A much smaller core and Tree shaking

Vue has always been relatively small, its runtime weight is ~23KB GZipped. For Vue 3 the size has been substantially reduced, thanks to the “Tree shaking” where you can exclude the bundle of code that is not being used.

Most of the global API and helpers have been moved to ES module exports. This way modern bundlers like webpack, can analyze the dependencies and not include code that has not been imported.

Thanks to these changes the size of the Vue 3 core is ~10KB GZipped.

Goodbye Facebook, Hello Microsoft (Flow -> Typescript)

Initially Vue 2 was written in Javascript.
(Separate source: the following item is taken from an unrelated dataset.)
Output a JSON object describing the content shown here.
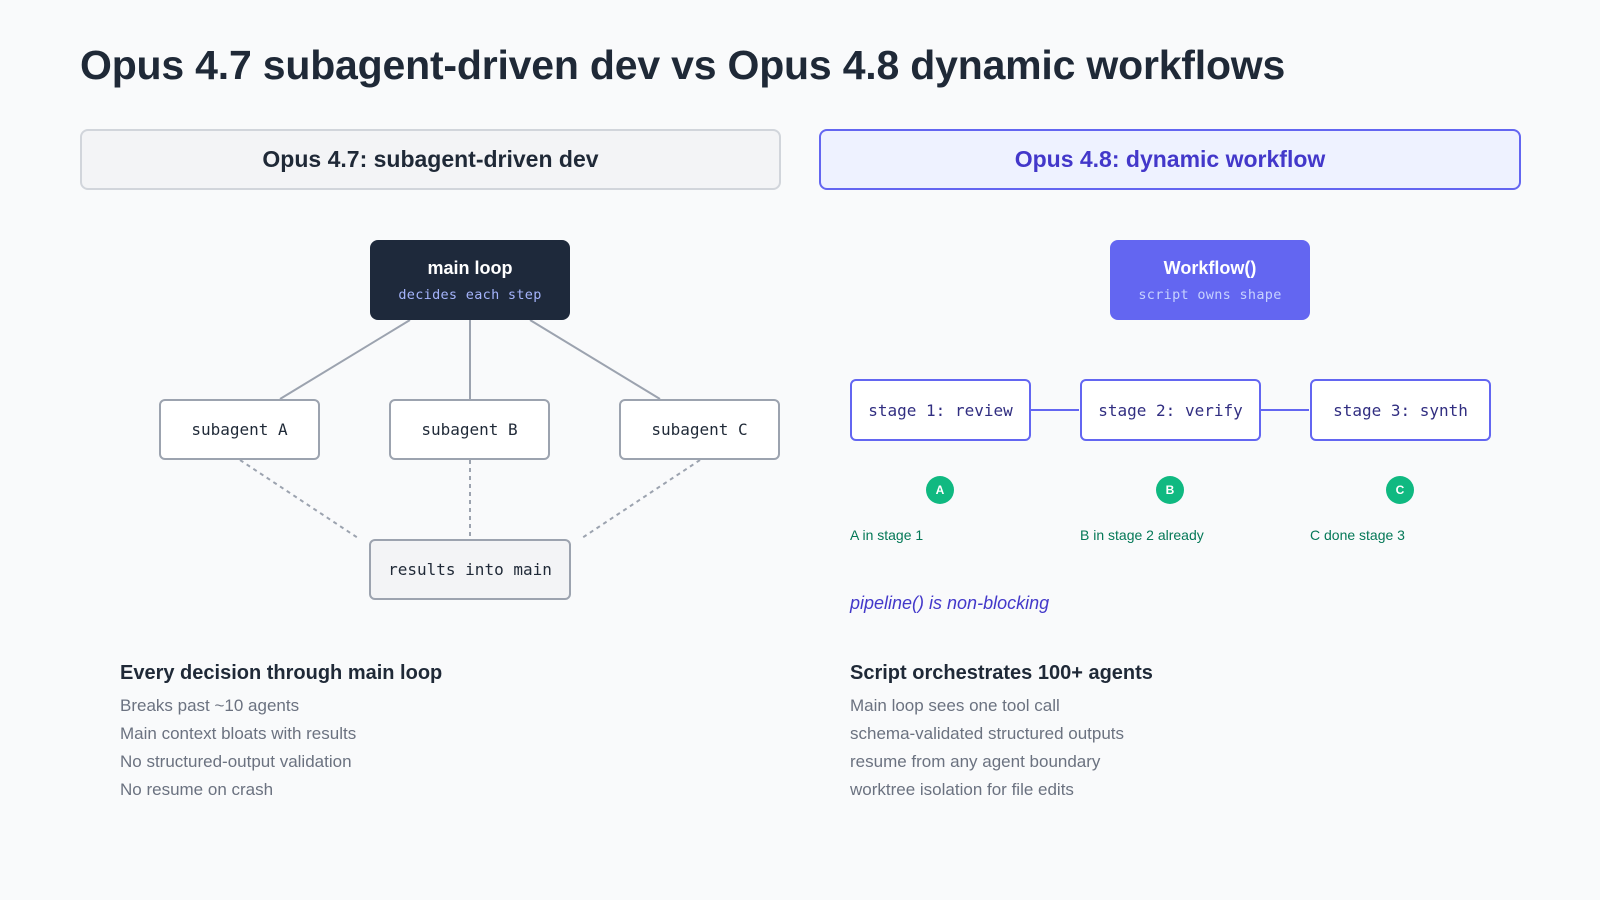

After the prototyping stage, they realized that a typing system would be very beneficial for a project of this magnitude, so they decided to start using Flow (javascript superset created by Facebook). Inicialmente Vue 2 fue escrito en Javascript. 

For Vue 3 the development team chose to use Typescript (another javascript superset created by Microsoft), this was a very good decision since nowadays the use of typescript in Vue projects is increasing and since Vue 2 used another typing system, they had to have the typescript declarations separated from the framework source code.

Today, with Vue 3 they can generate the declarations automatically, making maintenance much easier.

Composition API & Vue Drama

Last but not least we have the so called Composition API, which comes to move the foundation of the framework.

In Vue 3, instead of defining a component by specifying a long list of options (Options API), the Composition API allows the user to write and reuse component logic as if they were writing a function, all while enjoying excellent typescript integration.

The differences between the two APIs are outlined below:

Options API

export default {
  data: function () {
    return {
      count: 0
    }
  }
  methods: {
    increment: function () {
      this.count = this.count++
    }
  },
  computed: {
    double: function () {
      return this.count * 2) 
    }
  }
}

Compostion API

import { reactive, computed } from 'vue'

export default {
  setup() {
    const state = reactive({
      count: 0,
      double: computed(() => state.count * 2)
    })

    function increment() {
      state.count++
    }

    return {
      state,
      increment
    }
  }
}

Pretty much like React, right?

The darkest hours for Vue 3

But not everything was rosy for the Vue team. During the first stage of the proposal of this new API, the community was informed that the composition API was going to completely replace the Options API.

This triggered what Reddit called “The Vue Drama” or “The Vue Darkest Hours”. A large part of the community opposed this replacement and proposed that both APIs could coexist.

The Vue team decided to rework the proposal and reversed those statements, ensuring that both APIs would coexist and once again, made it clear how much they rely on community and user feedback.

How to test this beta

To test the beta of Vue 3 we must start with a project in Vue 2.

From the terminal we start a new project.

npm install -g @vue/cli
vue create my-proyect

Then we add the ‘vue-next’ plugin that will install the Vue 3 dependencies in our project and make all the necessary changes.

vue add vue-next

And that’s it, you can try the new composition API.

Easy, right?

Conclusion

Breaking changes in frameworks can be very stressful. Even though this version of Vue doesn’t feature Breaking Changes I think it will be a before and after for this framework, since it will change the way we program in Vue.

Sooner or later you will find yourself in front of a Vue 3 project using the new API, better to start now that you have more time to adapt.